As Bruhl, Watson proves convincing throughout, especially while unmasking some undercover emotions that will play out over time. One cannot say the same of Susan Spencer. She has many impressive roles to her theatrical credits, so it may be easy to toss off her stiffness as an “off” performance. In any case, at no point does she seem truly comfortable in Myra’s skin. She tries hard to show a convincing Myra, so this isn’t a case of merely “phoning in” a performance, as they say. Happily, Myra turns out to be one of the play’s “minor” characters. It’s up to the veteran writer Bruhl and the eager Clifford to carry the play to its final conclusion. Their dialogue exchange seems much more fluid.

Before the play ends, occasional appearances are made by a well-known psychic, who just happens to be staying at a cottage next door (played by an engaging Mary Kababik), and Bruhl’s lawyer (David Sapiro, perhaps goofier than a lawyer ought to be). Both are good comics who lend much-needed laughter to break the play’s suspense.

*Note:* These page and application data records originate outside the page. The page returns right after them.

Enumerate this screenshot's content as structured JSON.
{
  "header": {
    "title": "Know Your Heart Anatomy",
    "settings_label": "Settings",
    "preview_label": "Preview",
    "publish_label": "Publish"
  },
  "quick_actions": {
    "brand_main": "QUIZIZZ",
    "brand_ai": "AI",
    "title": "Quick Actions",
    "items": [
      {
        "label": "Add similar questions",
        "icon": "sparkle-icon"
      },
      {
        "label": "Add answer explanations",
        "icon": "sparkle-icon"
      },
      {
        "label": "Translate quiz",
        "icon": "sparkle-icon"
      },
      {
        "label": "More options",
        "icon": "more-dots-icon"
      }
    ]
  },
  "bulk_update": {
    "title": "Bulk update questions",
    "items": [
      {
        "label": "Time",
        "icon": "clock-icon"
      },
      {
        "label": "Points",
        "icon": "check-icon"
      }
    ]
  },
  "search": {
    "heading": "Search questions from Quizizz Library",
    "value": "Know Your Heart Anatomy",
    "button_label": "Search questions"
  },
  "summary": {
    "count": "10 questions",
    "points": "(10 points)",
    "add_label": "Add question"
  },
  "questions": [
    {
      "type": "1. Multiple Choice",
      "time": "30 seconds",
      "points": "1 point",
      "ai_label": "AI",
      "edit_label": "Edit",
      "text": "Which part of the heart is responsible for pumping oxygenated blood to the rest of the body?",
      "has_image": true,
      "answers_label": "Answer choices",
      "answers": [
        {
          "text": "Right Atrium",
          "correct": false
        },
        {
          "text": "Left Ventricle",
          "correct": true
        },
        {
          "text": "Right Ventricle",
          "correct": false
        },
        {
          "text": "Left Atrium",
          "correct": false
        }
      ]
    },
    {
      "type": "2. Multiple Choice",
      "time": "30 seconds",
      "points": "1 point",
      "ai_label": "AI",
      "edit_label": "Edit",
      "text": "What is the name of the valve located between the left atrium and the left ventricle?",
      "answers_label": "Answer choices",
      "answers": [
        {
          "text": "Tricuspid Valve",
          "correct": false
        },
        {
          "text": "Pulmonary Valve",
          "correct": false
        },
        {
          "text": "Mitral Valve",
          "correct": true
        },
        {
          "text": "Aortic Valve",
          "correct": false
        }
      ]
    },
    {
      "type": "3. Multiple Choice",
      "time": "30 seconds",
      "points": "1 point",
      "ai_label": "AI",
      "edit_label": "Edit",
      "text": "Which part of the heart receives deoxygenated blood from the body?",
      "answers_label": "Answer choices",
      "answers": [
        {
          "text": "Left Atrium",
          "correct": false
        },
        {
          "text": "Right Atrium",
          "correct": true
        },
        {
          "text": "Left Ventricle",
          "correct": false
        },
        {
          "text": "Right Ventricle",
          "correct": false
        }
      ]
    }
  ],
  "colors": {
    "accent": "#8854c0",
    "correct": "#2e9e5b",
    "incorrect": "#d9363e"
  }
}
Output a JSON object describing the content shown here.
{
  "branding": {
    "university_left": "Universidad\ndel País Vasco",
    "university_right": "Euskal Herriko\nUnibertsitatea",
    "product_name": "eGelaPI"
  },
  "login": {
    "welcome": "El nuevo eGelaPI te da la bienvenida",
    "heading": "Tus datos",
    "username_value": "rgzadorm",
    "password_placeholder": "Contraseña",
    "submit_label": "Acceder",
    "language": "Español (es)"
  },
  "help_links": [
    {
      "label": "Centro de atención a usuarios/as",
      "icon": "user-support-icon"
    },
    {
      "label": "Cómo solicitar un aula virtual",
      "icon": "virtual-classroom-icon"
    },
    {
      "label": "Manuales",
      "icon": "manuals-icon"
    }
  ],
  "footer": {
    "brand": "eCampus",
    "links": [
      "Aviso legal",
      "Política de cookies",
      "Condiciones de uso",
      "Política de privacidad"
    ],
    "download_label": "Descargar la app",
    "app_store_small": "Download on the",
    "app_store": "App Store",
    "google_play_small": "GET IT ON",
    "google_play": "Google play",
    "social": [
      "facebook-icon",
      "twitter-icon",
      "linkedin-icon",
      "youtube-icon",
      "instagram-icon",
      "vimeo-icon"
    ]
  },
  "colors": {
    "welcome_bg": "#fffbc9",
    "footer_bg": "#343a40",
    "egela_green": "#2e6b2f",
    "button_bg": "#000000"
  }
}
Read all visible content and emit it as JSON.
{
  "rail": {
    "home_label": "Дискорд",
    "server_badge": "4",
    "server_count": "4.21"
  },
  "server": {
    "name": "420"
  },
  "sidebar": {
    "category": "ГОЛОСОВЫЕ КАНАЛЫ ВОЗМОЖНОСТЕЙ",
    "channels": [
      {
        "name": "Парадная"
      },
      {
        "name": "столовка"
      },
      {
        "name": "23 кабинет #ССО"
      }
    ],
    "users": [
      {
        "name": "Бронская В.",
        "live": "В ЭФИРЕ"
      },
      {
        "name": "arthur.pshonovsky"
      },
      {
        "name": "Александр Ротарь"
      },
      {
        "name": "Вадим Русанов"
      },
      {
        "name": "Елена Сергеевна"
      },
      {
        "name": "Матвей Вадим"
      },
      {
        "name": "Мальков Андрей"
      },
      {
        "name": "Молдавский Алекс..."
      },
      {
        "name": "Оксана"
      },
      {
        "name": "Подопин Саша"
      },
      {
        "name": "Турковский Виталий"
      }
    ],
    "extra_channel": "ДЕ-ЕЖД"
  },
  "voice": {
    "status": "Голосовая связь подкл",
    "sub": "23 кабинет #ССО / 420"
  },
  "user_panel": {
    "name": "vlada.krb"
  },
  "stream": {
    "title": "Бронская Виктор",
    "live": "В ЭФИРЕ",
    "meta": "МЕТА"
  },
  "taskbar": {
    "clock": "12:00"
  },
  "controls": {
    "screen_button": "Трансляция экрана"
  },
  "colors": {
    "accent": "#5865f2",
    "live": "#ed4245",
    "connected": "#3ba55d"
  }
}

They also move the plot along; the psychic’s predictions and the lawyer’s observations are some of the key developments in this clever thriller.

The play catapults us through its fairly long run time of two and one-half hours. Some credit for this must go to fight director Christopher Elst. His fights, though staged as artfully as one would expect to see in ballet, seem to be fresh and involving. More could be said about this, but don’t look for spoilers in this review.

The massive set – certainly one of the most realistic and gorgeous ever produced by Milwaukee Chamber Theatre – reminds one of the high standards set by Milwaukee theater companies. This interior could rival any of the sets produced at the city’s flagship theater, Milwaukee Repertory. Luckily, both set and actors are intriguing lit by designer Alexander Ridgers. Ridgers carefully – though silently – succeeds in directing the audience’s attention to certain areas onstage. This allows the director to introduce other key elements in this complex play. Most of the actors realize that they, too, are caught in a Deathtrap, which is also the title of the play and the script written by the student. Keeping everything straight is part of the fun, however, and Chamber succeeds in thrilling audiences while entertaining them, as well.

adult themes
Bill Watson (Sidney Bruhl), Susan Spencer (Myra Bruhl), Di’Monte Henning (Clifford), Mary Kababik (Helga ten Dorp), David Sapiro (Porter Milgrim).
Set: Arnel Sancianco; Costumes: Eleanor Cotey; Lighting: Alexander Ridgers; Sound: Grover Hollway; Fight director: Christopher Elst.
Anne Siegel
Date Reviewed: 
August 2017